◆ WHAT YOU HAVE TO DO
An exact copy of every record, with no pictures, please.

Data about app and page elements
- - - -

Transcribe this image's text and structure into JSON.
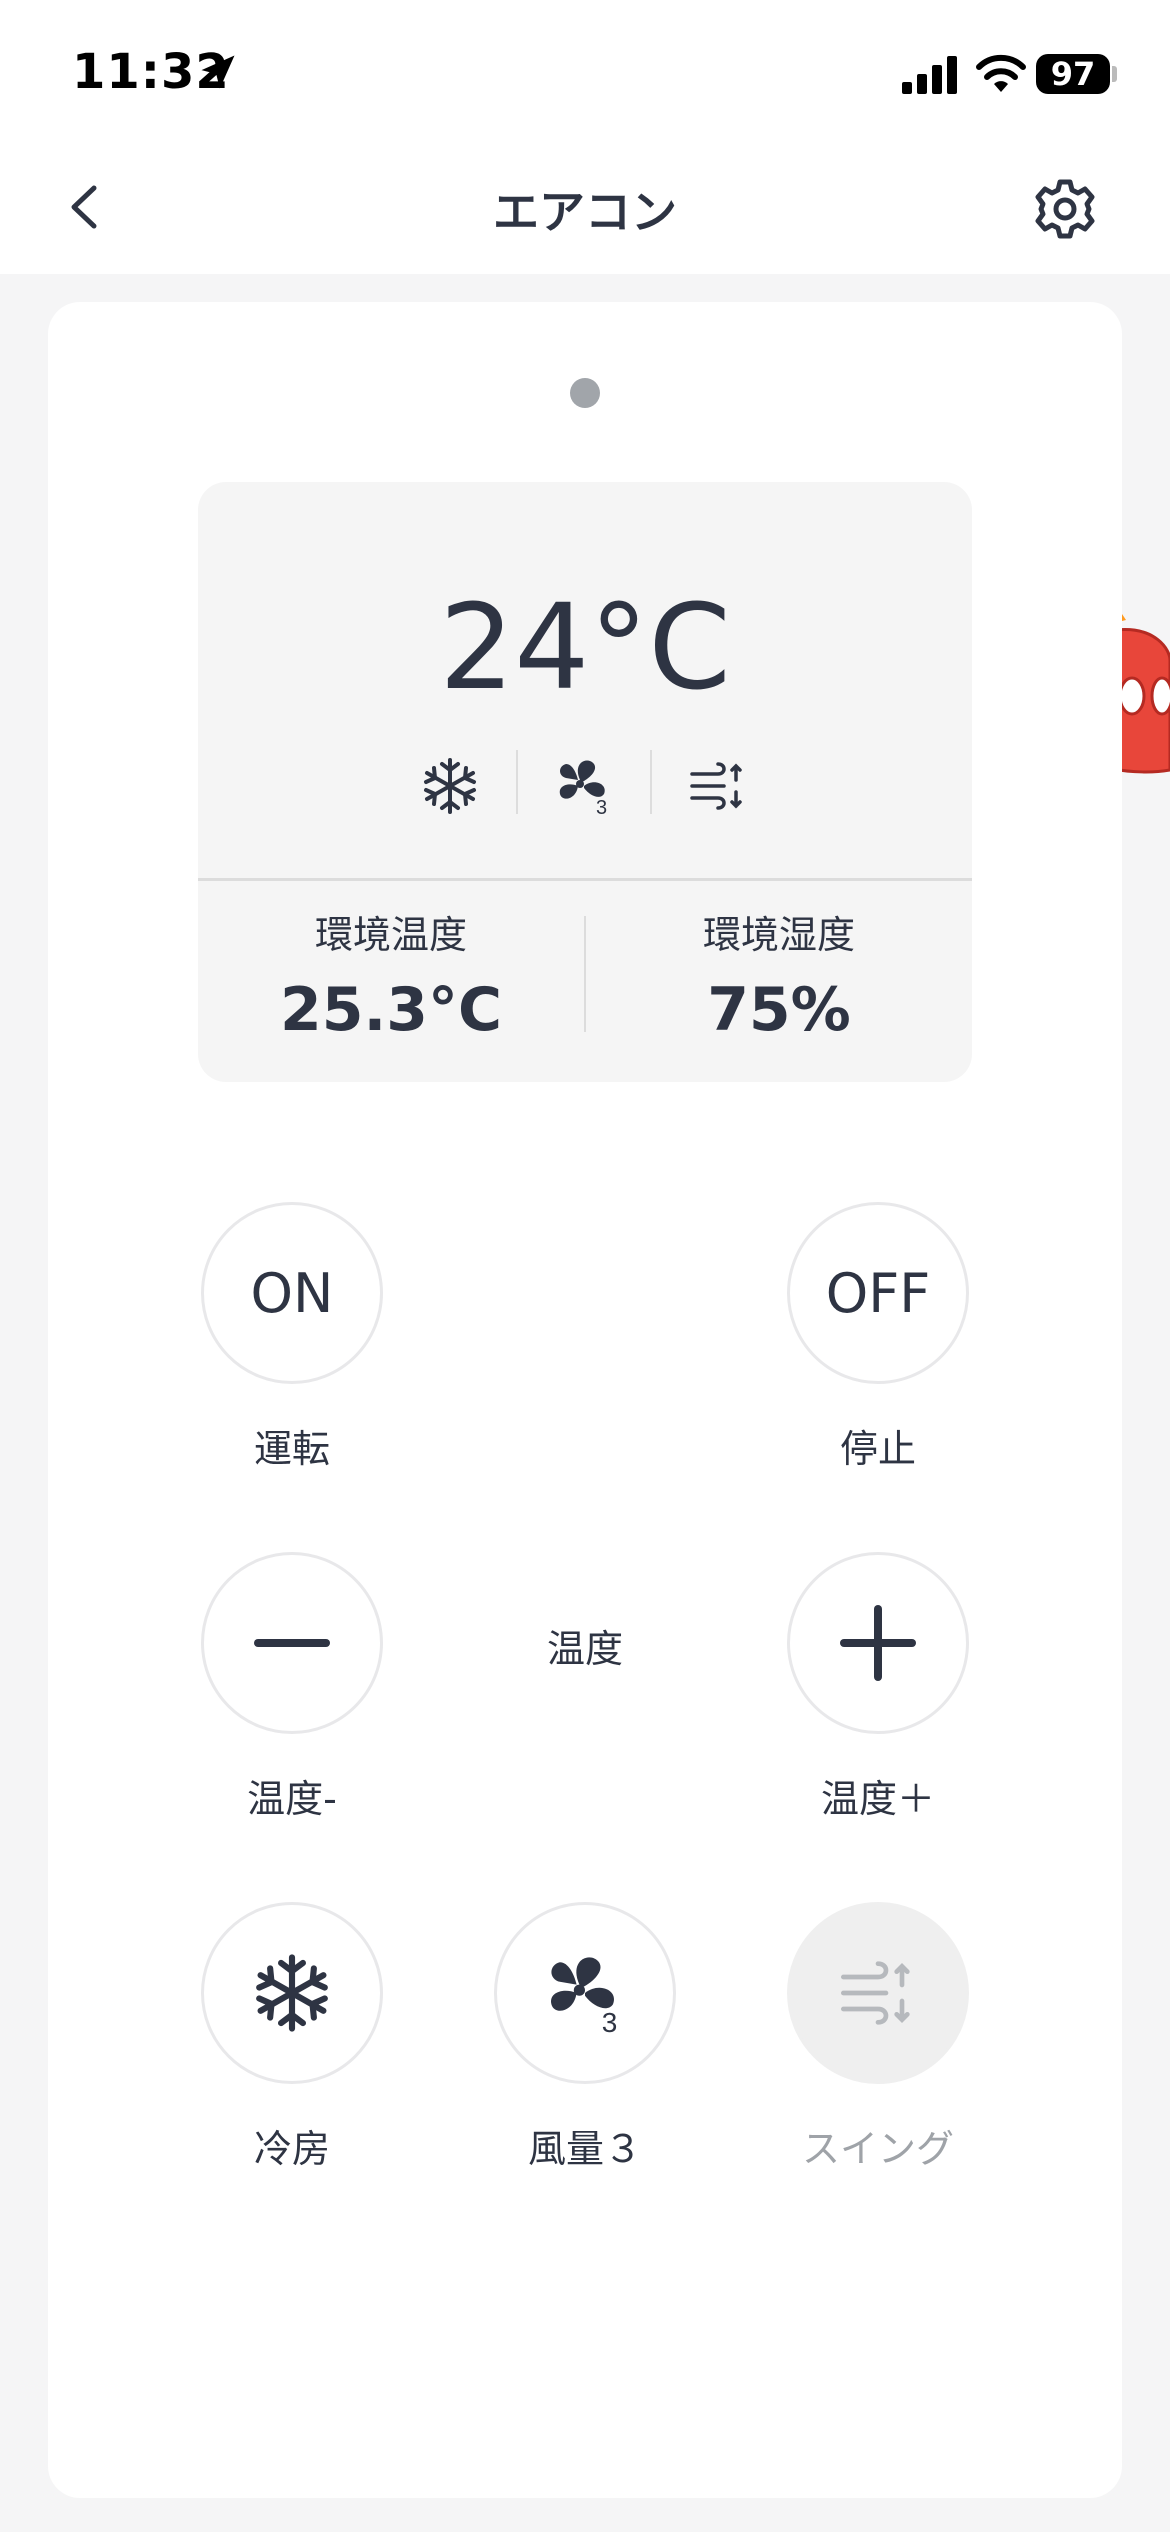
{
  "status_bar": {
    "time": "11:32",
    "battery": "97"
  },
  "nav": {
    "title": "エアコン"
  },
  "display": {
    "set_temperature": "24°C",
    "mode_icons": [
      "snowflake-icon",
      "fan-speed-3-icon",
      "swing-icon"
    ],
    "ambient_temp_label": "環境温度",
    "ambient_temp_value": "25.3°C",
    "ambient_humidity_label": "環境湿度",
    "ambient_humidity_value": "75%"
  },
  "controls": {
    "on": {
      "text": "ON",
      "label": "運転"
    },
    "off": {
      "text": "OFF",
      "label": "停止"
    },
    "temp_down": {
      "label": "温度-"
    },
    "temp_title": "温度",
    "temp_up": {
      "label": "温度＋"
    },
    "cool": {
      "label": "冷房"
    },
    "fan": {
      "label": "風量３"
    },
    "swing": {
      "label": "スイング",
      "enabled": false
    }
  },
  "colors": {
    "text_primary": "#2e3443",
    "disabled_text": "#9fa3a8",
    "background": "#f5f5f6",
    "mascot": "#e8463a"
  }
}
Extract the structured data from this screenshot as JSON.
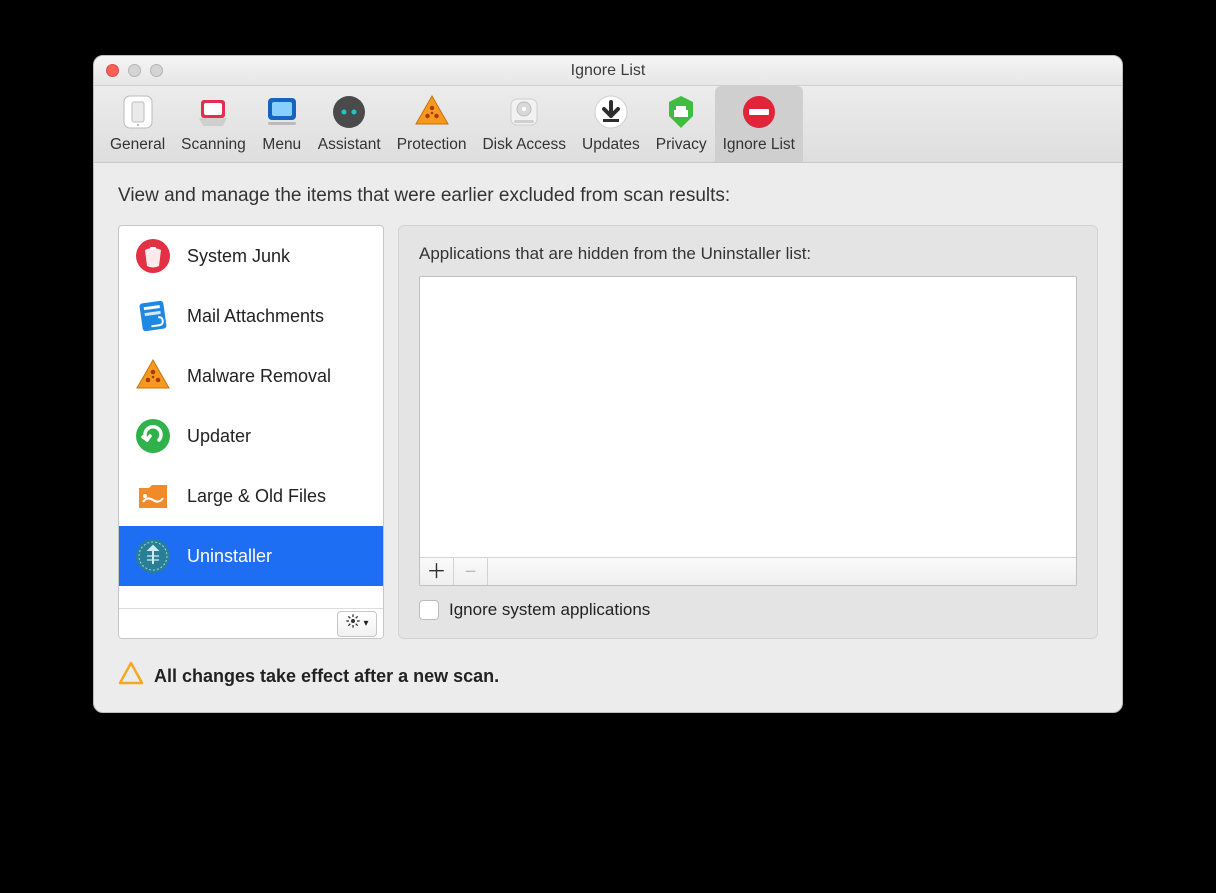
{
  "window": {
    "title": "Ignore List"
  },
  "toolbar": {
    "items": [
      {
        "label": "General"
      },
      {
        "label": "Scanning"
      },
      {
        "label": "Menu"
      },
      {
        "label": "Assistant"
      },
      {
        "label": "Protection"
      },
      {
        "label": "Disk Access"
      },
      {
        "label": "Updates"
      },
      {
        "label": "Privacy"
      },
      {
        "label": "Ignore List"
      }
    ],
    "active_index": 8
  },
  "body": {
    "instruction": "View and manage the items that were earlier excluded from scan results:"
  },
  "sidebar": {
    "items": [
      {
        "label": "System Junk"
      },
      {
        "label": "Mail Attachments"
      },
      {
        "label": "Malware Removal"
      },
      {
        "label": "Updater"
      },
      {
        "label": "Large & Old Files"
      },
      {
        "label": "Uninstaller"
      }
    ],
    "selected_index": 5
  },
  "rightpane": {
    "section_label": "Applications that are hidden from the Uninstaller list:",
    "add_symbol": "＋",
    "remove_symbol": "−",
    "checkbox_label": "Ignore system applications",
    "checkbox_checked": false
  },
  "footer_note": "All changes take effect after a new scan."
}
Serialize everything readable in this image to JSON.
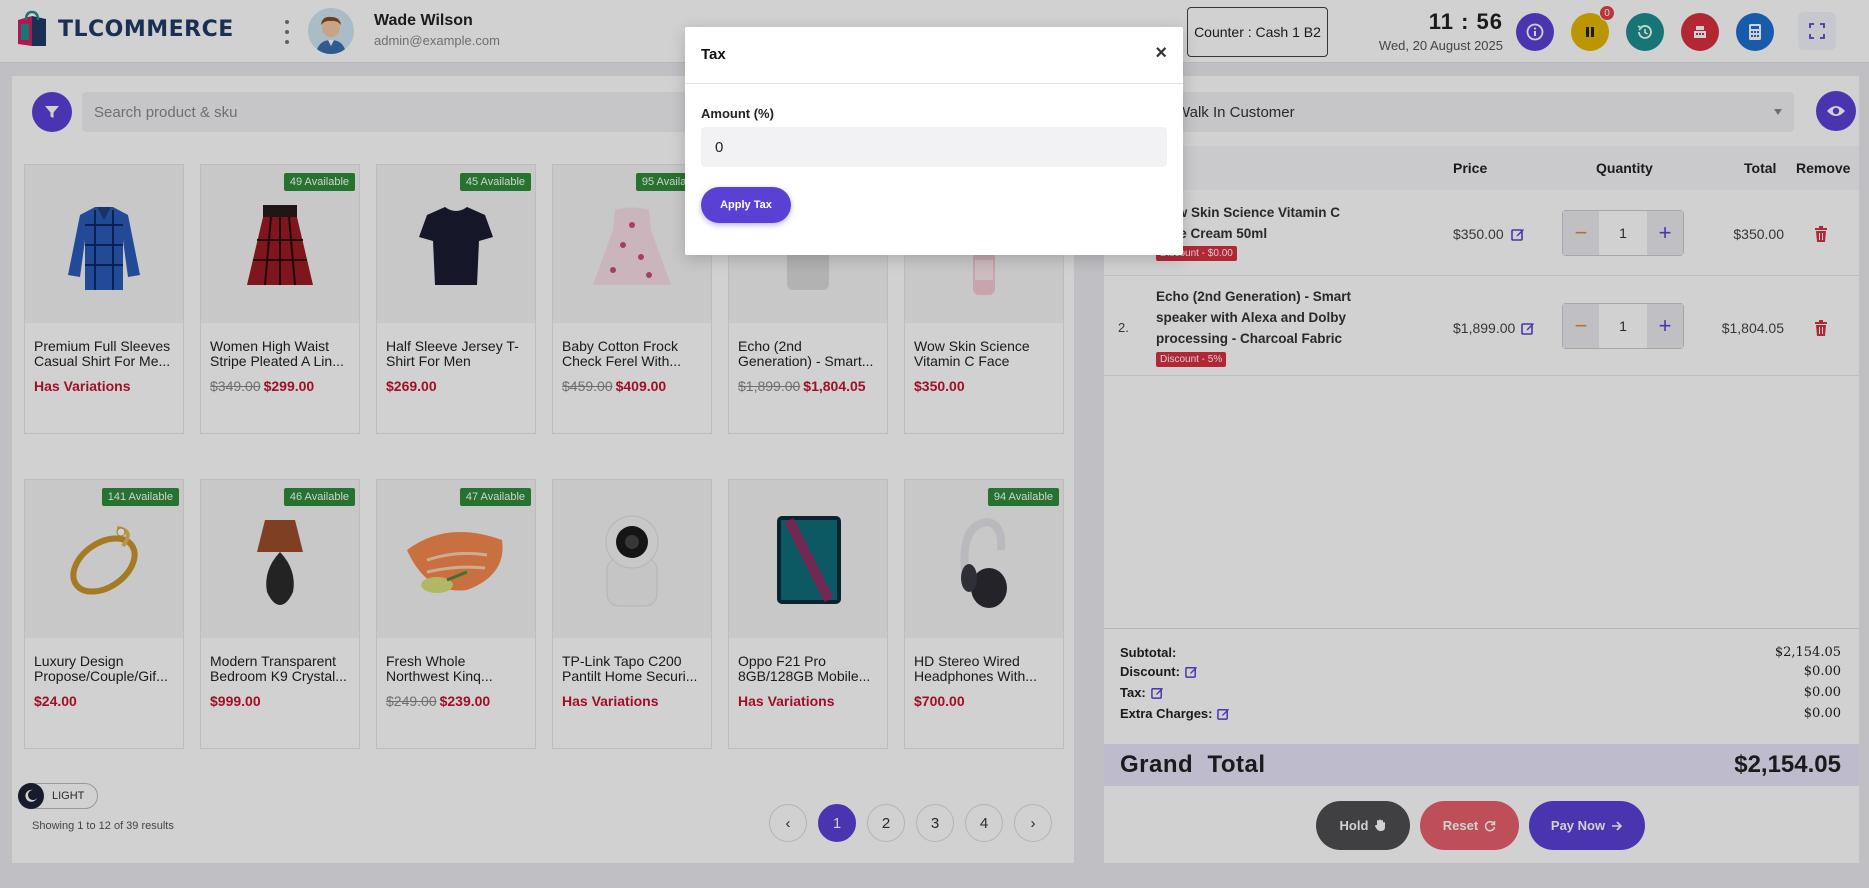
{
  "header": {
    "logo_text": "TLCOMMERCE",
    "user_name": "Wade Wilson",
    "user_email": "admin@example.com",
    "counter_label": "Counter : Cash 1 B2",
    "time": "11 : 56",
    "date": "Wed, 20 August 2025",
    "hold_badge": "0",
    "buttons": [
      {
        "icon": "info-icon",
        "color": "#5b40d6"
      },
      {
        "icon": "pause-icon",
        "color": "#e6b800"
      },
      {
        "icon": "history-icon",
        "color": "#1e8f8f"
      },
      {
        "icon": "register-icon",
        "color": "#d9303f"
      },
      {
        "icon": "calculator-icon",
        "color": "#1f6fd1"
      }
    ]
  },
  "search": {
    "placeholder": "Search product & sku"
  },
  "products": [
    {
      "name": "Premium Full Sleeves Casual Shirt For Me...",
      "availability": "",
      "old_price": "",
      "price": "Has Variations"
    },
    {
      "name": "Women High Waist Stripe Pleated A Lin...",
      "availability": "49 Available",
      "old_price": "$349.00",
      "price": "$299.00"
    },
    {
      "name": "Half Sleeve Jersey T-Shirt For Men",
      "availability": "45 Available",
      "old_price": "",
      "price": "$269.00"
    },
    {
      "name": "Baby Cotton Frock Check Ferel With...",
      "availability": "95 Available",
      "old_price": "$459.00",
      "price": "$409.00"
    },
    {
      "name": "Echo (2nd Generation) - Smart...",
      "availability": "",
      "old_price": "$1,899.00",
      "price": "$1,804.05"
    },
    {
      "name": "Wow Skin Science Vitamin C Face Crea...",
      "availability": "",
      "old_price": "",
      "price": "$350.00"
    },
    {
      "name": "Luxury Design Propose/Couple/Gif...",
      "availability": "141 Available",
      "old_price": "",
      "price": "$24.00"
    },
    {
      "name": "Modern Transparent Bedroom K9 Crystal...",
      "availability": "46 Available",
      "old_price": "",
      "price": "$999.00"
    },
    {
      "name": "Fresh Whole Northwest Kinq...",
      "availability": "47 Available",
      "old_price": "$249.00",
      "price": "$239.00"
    },
    {
      "name": "TP-Link Tapo C200 Pantilt Home Securi...",
      "availability": "",
      "old_price": "",
      "price": "Has Variations"
    },
    {
      "name": "Oppo F21 Pro 8GB/128GB Mobile...",
      "availability": "",
      "old_price": "",
      "price": "Has Variations"
    },
    {
      "name": "HD Stereo Wired Headphones With...",
      "availability": "94 Available",
      "old_price": "",
      "price": "$700.00"
    }
  ],
  "theme_label": "LIGHT",
  "showing_text": "Showing 1 to 12 of 39 results",
  "pagination": {
    "prev": "‹",
    "pages": [
      "1",
      "2",
      "3",
      "4"
    ],
    "next": "›",
    "active": "1"
  },
  "customer": {
    "selected": "Walk In Customer"
  },
  "cart": {
    "headers": {
      "price": "Price",
      "quantity": "Quantity",
      "total": "Total",
      "remove": "Remove"
    },
    "items": [
      {
        "index": "",
        "name": "Wow Skin Science Vitamin C Face Cream 50ml",
        "discount": "Discount - $0.00",
        "price": "$350.00",
        "qty": "1",
        "total": "$350.00"
      },
      {
        "index": "2.",
        "name": "Echo (2nd Generation) - Smart speaker with Alexa and Dolby processing - Charcoal Fabric",
        "discount": "Discount - 5%",
        "price": "$1,899.00",
        "qty": "1",
        "total": "$1,804.05"
      }
    ]
  },
  "summary": {
    "subtotal_label": "Subtotal:",
    "subtotal": "$2,154.05",
    "discount_label": "Discount:",
    "discount": "$0.00",
    "tax_label": "Tax:",
    "tax": "$0.00",
    "extra_label": "Extra Charges:",
    "extra": "$0.00",
    "grand_label": "Grand  Total",
    "grand": "$2,154.05"
  },
  "actions": {
    "hold": "Hold",
    "reset": "Reset",
    "pay": "Pay Now"
  },
  "modal": {
    "title": "Tax",
    "close": "×",
    "amount_label": "Amount (%)",
    "amount_value": "0",
    "apply": "Apply Tax"
  }
}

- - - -

◆ ANSWER TO THIS EXERCISE
Transcribe this image's text and structure into JSON.
{
  "status_bar": {
    "time": "11:32",
    "battery": "97"
  },
  "nav": {
    "title": "エアコン"
  },
  "display": {
    "set_temperature": "24°C",
    "mode_icons": [
      "snowflake-icon",
      "fan-speed-3-icon",
      "swing-icon"
    ],
    "ambient_temp_label": "環境温度",
    "ambient_temp_value": "25.3°C",
    "ambient_humidity_label": "環境湿度",
    "ambient_humidity_value": "75%"
  },
  "controls": {
    "on": {
      "text": "ON",
      "label": "運転"
    },
    "off": {
      "text": "OFF",
      "label": "停止"
    },
    "temp_down": {
      "label": "温度-"
    },
    "temp_title": "温度",
    "temp_up": {
      "label": "温度＋"
    },
    "cool": {
      "label": "冷房"
    },
    "fan": {
      "label": "風量３"
    },
    "swing": {
      "label": "スイング",
      "enabled": false
    }
  },
  "colors": {
    "text_primary": "#2e3443",
    "disabled_text": "#9fa3a8",
    "background": "#f5f5f6",
    "mascot": "#e8463a"
  }
}
Extract the structured data from this screenshot as JSON.
{
  "window": {
    "title": "Ignore List"
  },
  "toolbar": {
    "items": [
      {
        "label": "General"
      },
      {
        "label": "Scanning"
      },
      {
        "label": "Menu"
      },
      {
        "label": "Assistant"
      },
      {
        "label": "Protection"
      },
      {
        "label": "Disk Access"
      },
      {
        "label": "Updates"
      },
      {
        "label": "Privacy"
      },
      {
        "label": "Ignore List"
      }
    ],
    "active_index": 8
  },
  "body": {
    "instruction": "View and manage the items that were earlier excluded from scan results:"
  },
  "sidebar": {
    "items": [
      {
        "label": "System Junk"
      },
      {
        "label": "Mail Attachments"
      },
      {
        "label": "Malware Removal"
      },
      {
        "label": "Updater"
      },
      {
        "label": "Large & Old Files"
      },
      {
        "label": "Uninstaller"
      }
    ],
    "selected_index": 5
  },
  "rightpane": {
    "section_label": "Applications that are hidden from the Uninstaller list:",
    "add_symbol": "＋",
    "remove_symbol": "−",
    "checkbox_label": "Ignore system applications",
    "checkbox_checked": false
  },
  "footer_note": "All changes take effect after a new scan."
}
Serialize everything readable in this image to JSON.
{
  "header": {
    "logo_text": "TLCOMMERCE",
    "user_name": "Wade Wilson",
    "user_email": "admin@example.com",
    "counter_label": "Counter : Cash 1 B2",
    "time": "11 : 56",
    "date": "Wed, 20 August 2025",
    "hold_badge": "0",
    "buttons": [
      {
        "icon": "info-icon",
        "color": "#5b40d6"
      },
      {
        "icon": "pause-icon",
        "color": "#e6b800"
      },
      {
        "icon": "history-icon",
        "color": "#1e8f8f"
      },
      {
        "icon": "register-icon",
        "color": "#d9303f"
      },
      {
        "icon": "calculator-icon",
        "color": "#1f6fd1"
      }
    ]
  },
  "search": {
    "placeholder": "Search product & sku"
  },
  "products": [
    {
      "name": "Premium Full Sleeves Casual Shirt For Me...",
      "availability": "",
      "old_price": "",
      "price": "Has Variations"
    },
    {
      "name": "Women High Waist Stripe Pleated A Lin...",
      "availability": "49 Available",
      "old_price": "$349.00",
      "price": "$299.00"
    },
    {
      "name": "Half Sleeve Jersey T-Shirt For Men",
      "availability": "45 Available",
      "old_price": "",
      "price": "$269.00"
    },
    {
      "name": "Baby Cotton Frock Check Ferel With...",
      "availability": "95 Available",
      "old_price": "$459.00",
      "price": "$409.00"
    },
    {
      "name": "Echo (2nd Generation) - Smart...",
      "availability": "",
      "old_price": "$1,899.00",
      "price": "$1,804.05"
    },
    {
      "name": "Wow Skin Science Vitamin C Face Crea...",
      "availability": "",
      "old_price": "",
      "price": "$350.00"
    },
    {
      "name": "Luxury Design Propose/Couple/Gif...",
      "availability": "141 Available",
      "old_price": "",
      "price": "$24.00"
    },
    {
      "name": "Modern Transparent Bedroom K9 Crystal...",
      "availability": "46 Available",
      "old_price": "",
      "price": "$999.00"
    },
    {
      "name": "Fresh Whole Northwest Kinq...",
      "availability": "47 Available",
      "old_price": "$249.00",
      "price": "$239.00"
    },
    {
      "name": "TP-Link Tapo C200 Pantilt Home Securi...",
      "availability": "",
      "old_price": "",
      "price": "Has Variations"
    },
    {
      "name": "Oppo F21 Pro 8GB/128GB Mobile...",
      "availability": "",
      "old_price": "",
      "price": "Has Variations"
    },
    {
      "name": "HD Stereo Wired Headphones With...",
      "availability": "94 Available",
      "old_price": "",
      "price": "$700.00"
    }
  ],
  "theme_label": "LIGHT",
  "showing_text": "Showing 1 to 12 of 39 results",
  "pagination": {
    "prev": "‹",
    "pages": [
      "1",
      "2",
      "3",
      "4"
    ],
    "next": "›",
    "active": "1"
  },
  "customer": {
    "selected": "Walk In Customer"
  },
  "cart": {
    "headers": {
      "price": "Price",
      "quantity": "Quantity",
      "total": "Total",
      "remove": "Remove"
    },
    "items": [
      {
        "index": "",
        "name": "Wow Skin Science Vitamin C Face Cream 50ml",
        "discount": "Discount - $0.00",
        "price": "$350.00",
        "qty": "1",
        "total": "$350.00"
      },
      {
        "index": "2.",
        "name": "Echo (2nd Generation) - Smart speaker with Alexa and Dolby processing - Charcoal Fabric",
        "discount": "Discount - 5%",
        "price": "$1,899.00",
        "qty": "1",
        "total": "$1,804.05"
      }
    ]
  },
  "summary": {
    "subtotal_label": "Subtotal:",
    "subtotal": "$2,154.05",
    "discount_label": "Discount:",
    "discount": "$0.00",
    "tax_label": "Tax:",
    "tax": "$0.00",
    "extra_label": "Extra Charges:",
    "extra": "$0.00",
    "grand_label": "Grand  Total",
    "grand": "$2,154.05"
  },
  "actions": {
    "hold": "Hold",
    "reset": "Reset",
    "pay": "Pay Now"
  },
  "modal": {
    "title": "Tax",
    "close": "×",
    "amount_label": "Amount (%)",
    "amount_value": "0",
    "apply": "Apply Tax"
  }
}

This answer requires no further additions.